THE HISTORY OF APRÉS SKI
Aprés ski, which is French for “after ski,” refers to the activities and social events skiers and snowboarders enjoy after a day on the slop. It’s the perfect time to unwind, socialize, and enjoy themselves in the warm and cozy atmosphere of a ski resort or mountain village.
The history of aprés ski can be traced centuries into the past, back when skiing was a means of transportation in snowy environments. After a long day of travel, it was common for skiers to warm up with a drink next to a roaring fire. As skiing became more popular as a recreational activity, people began to gather in ski resorts and mountain villages to socialize and share stories from the slopes.
In the early 20th century, aprés ski became a popular social activity in Europe, particularly in the Alps.
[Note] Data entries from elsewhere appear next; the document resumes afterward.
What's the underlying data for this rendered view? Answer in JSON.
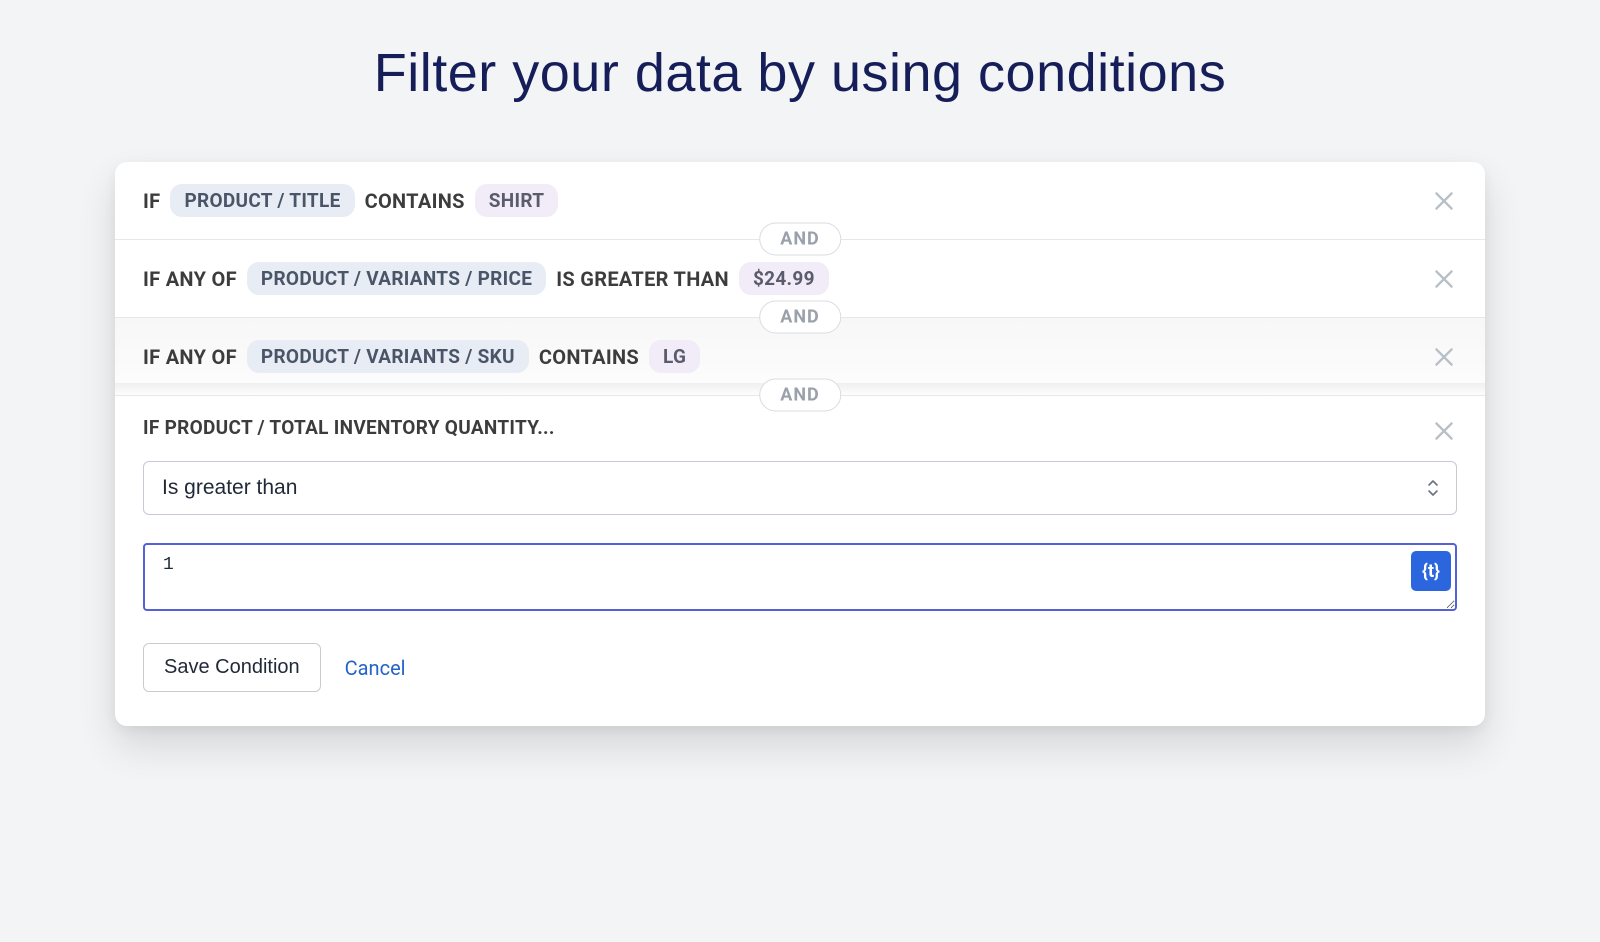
{
  "page": {
    "title": "Filter your data by using conditions"
  },
  "connector": "AND",
  "conditions": [
    {
      "prefix": "IF",
      "field": "PRODUCT / TITLE",
      "operator": "CONTAINS",
      "value": "SHIRT"
    },
    {
      "prefix": "IF ANY OF",
      "field": "PRODUCT / VARIANTS / PRICE",
      "operator": "IS GREATER THAN",
      "value": "$24.99"
    },
    {
      "prefix": "IF ANY OF",
      "field": "PRODUCT / VARIANTS / SKU",
      "operator": "CONTAINS",
      "value": "LG"
    }
  ],
  "edit": {
    "label": "IF PRODUCT / TOTAL INVENTORY QUANTITY...",
    "operator_selected": "Is greater than",
    "value": "1",
    "token_button": "{t}"
  },
  "actions": {
    "save": "Save Condition",
    "cancel": "Cancel"
  }
}
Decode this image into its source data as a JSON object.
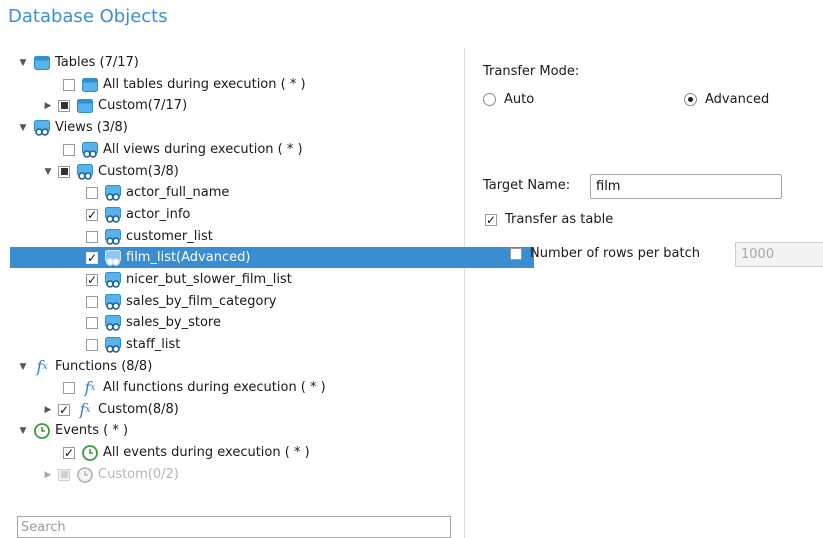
{
  "header": {
    "title": "Database Objects"
  },
  "tree": {
    "tables": {
      "label": "Tables (7/17)",
      "all": "All tables during execution ( * )",
      "custom": "Custom(7/17)"
    },
    "views": {
      "label": "Views (3/8)",
      "all": "All views during execution ( * )",
      "custom": "Custom(3/8)",
      "items": [
        {
          "label": "actor_full_name",
          "checked": false
        },
        {
          "label": "actor_info",
          "checked": true
        },
        {
          "label": "customer_list",
          "checked": false
        },
        {
          "label": "film_list(Advanced)",
          "checked": true,
          "selected": true
        },
        {
          "label": "nicer_but_slower_film_list",
          "checked": true
        },
        {
          "label": "sales_by_film_category",
          "checked": false
        },
        {
          "label": "sales_by_store",
          "checked": false
        },
        {
          "label": "staff_list",
          "checked": false
        }
      ]
    },
    "functions": {
      "label": "Functions (8/8)",
      "all": "All functions during execution ( * )",
      "custom": "Custom(8/8)"
    },
    "events": {
      "label": "Events ( * )",
      "all": "All events during execution ( * )",
      "custom": "Custom(0/2)"
    }
  },
  "search": {
    "placeholder": "Search",
    "value": ""
  },
  "options": {
    "transfer_mode_label": "Transfer Mode:",
    "mode_auto": "Auto",
    "mode_advanced": "Advanced",
    "selected_mode": "Advanced",
    "target_name_label": "Target Name:",
    "target_name_value": "film",
    "transfer_as_table": "Transfer as table",
    "transfer_as_table_checked": true,
    "rows_per_batch_label": "Number of rows per batch",
    "rows_per_batch_checked": false,
    "rows_per_batch_value": "1000"
  },
  "colors": {
    "accent": "#3a8dd1",
    "title": "#3a8fd6",
    "functions_icon": "#2f7fd0",
    "events_icon": "#3c9a3c"
  }
}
Skiers and snowboarders would gather in ski huts, taverns, and bars to kick back after a full day on the slopes.
As skiing gained popularity in North America, aprés ski also became a popular pastime in ski resorts across the continent. In the United States, ski resorts began to offer a wide range of aprés ski activities, including live music, dancing, parties and more.
In addition to being a fun activity, aprés ski is also a crucial part of the ski industry. Ski resorts rely on aprés ski activities to attract visitors, including non-skiers, and keep them coming back. By offering a range of aprés ski activities and events, ski resorts can create a memorable and enjoyable experience for their guests.
As the popularity of skiing and snowboarding continues to grow, so too does the popularity of aprés ski. Whether you are an experienced skier or a beginner, aprés ski provides a great opportunity to relax and socialize with friends and family after a day on the slopes. So why not grab a drink, sit by the fire, and enjoy the aprés ski experience?